In the past few months Facebook has been caught in a storm of accusations about the way it has managed users’ data. It is not that it has stored and aggregated huge amounts of this data. The issue is how it has used, shared, and managed the data. Data ethics are essential if we are to benefit from the opportunities arising from the likes of artificial intelligence and machine learning, while also acting as a digitally responsible society.
The incident and process, as uncomfortable and personal as it might be for the people responsible, is not unique. Not only are the amount and types of data collected by all industries increasing at a rapid pace, the actual use and management is at the same time hidden in long and very complex terms and condition documents. The consumer relies on transparency, but often get the opposite. That does not change the fact that data is the most promising “product” of the future.

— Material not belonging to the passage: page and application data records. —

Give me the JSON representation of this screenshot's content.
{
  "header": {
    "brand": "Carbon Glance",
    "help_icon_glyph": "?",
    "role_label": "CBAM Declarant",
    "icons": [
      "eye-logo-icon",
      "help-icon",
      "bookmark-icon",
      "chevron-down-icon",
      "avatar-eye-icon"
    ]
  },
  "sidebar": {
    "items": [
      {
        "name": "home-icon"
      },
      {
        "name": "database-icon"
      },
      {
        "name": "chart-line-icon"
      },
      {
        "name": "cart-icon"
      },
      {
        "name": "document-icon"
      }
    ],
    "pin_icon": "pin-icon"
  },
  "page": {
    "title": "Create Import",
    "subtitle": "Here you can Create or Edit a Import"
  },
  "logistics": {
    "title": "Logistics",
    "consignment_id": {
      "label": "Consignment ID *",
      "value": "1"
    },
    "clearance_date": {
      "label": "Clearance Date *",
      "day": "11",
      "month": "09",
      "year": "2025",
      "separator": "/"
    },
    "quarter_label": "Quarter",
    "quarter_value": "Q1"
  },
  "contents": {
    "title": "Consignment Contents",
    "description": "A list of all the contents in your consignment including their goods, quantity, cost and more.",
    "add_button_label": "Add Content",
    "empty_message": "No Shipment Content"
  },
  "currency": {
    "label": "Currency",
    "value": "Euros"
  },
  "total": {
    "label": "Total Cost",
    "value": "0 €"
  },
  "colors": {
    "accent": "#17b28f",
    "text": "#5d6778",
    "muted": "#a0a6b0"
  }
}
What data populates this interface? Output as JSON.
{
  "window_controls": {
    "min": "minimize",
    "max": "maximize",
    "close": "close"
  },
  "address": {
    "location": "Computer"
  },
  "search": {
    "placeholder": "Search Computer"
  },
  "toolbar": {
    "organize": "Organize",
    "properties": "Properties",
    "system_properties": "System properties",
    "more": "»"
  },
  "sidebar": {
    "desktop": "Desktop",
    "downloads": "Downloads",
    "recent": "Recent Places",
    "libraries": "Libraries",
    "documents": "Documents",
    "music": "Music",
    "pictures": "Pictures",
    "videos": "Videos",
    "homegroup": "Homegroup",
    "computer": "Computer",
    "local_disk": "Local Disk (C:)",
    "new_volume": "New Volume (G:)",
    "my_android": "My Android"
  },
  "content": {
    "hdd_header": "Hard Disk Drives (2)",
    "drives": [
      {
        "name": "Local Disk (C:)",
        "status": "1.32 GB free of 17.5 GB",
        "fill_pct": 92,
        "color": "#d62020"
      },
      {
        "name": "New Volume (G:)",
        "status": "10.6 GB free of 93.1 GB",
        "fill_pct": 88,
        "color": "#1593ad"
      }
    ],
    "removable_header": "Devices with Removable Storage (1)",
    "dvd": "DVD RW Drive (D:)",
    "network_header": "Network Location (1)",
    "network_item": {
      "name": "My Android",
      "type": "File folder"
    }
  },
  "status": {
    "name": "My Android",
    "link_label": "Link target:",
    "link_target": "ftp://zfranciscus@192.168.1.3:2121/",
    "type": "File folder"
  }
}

IDC expects much of the data economy’s potential to empower vendors, public institutions, and citizens/consumers in their decision making to materialize in the next few years, driven by major developments in digital platforms, advanced analytics, cognitive, and AI. With these tools, the vast amount of data generated by endpoints can be gathered, analyzed, and turned into value. Digital platforms are evolving rapidly, and are becoming ever more sophisticated. At a basic level, these products connect devices, collect and manage vast amounts of data, and surface new insights into vendors’ back-end systems or third parties. Their ability to support the development of new applications that can underpin better and faster decision making is crucial. There is just one issue that needs to be taken into account before the “new Nirvana” of data can be realized — the concept of ethics and trust.
Data ethics are essential if we are to benefit from the opportunities arising from the likes of artificial intelligence and machine learning, while also acting as a digitally responsible society.
The data economy is based on one essential pillar — trust. I need to trust you to handle my data securely and privately. I need to trust that you don’t gather more than I have given permission for you to gather. And in the end, I need to trust that the data is only used for the purposes we have agreed on. If you deliberately or even unwittingly breach our mutual understanding, then you will lose my loyalty and, maybe, also the most valuable thing of all — my personal data. So, to stay in business, governments, vendors, and others that tap into or create data lakes must apply a strict form of data ethics.
Ethics will become the new parameter for competitive advantage, and only companies with the highest of morals and a governance framework to support it will succeed. Data is the new holy grail in the frenzied race for market share and potential global domination. It is no longer about how you gather and store it — it is about how you handle data. You can be ethical and transparent, or be out of business.
CLICK HERE to access IDC’s recent webinar on Future of Work.
To find out more about the data ethics of today and tomorrow, contact Research Director, Jonas Knudsen, member of the IDC Future of Work practice and IDC Health Insights lead.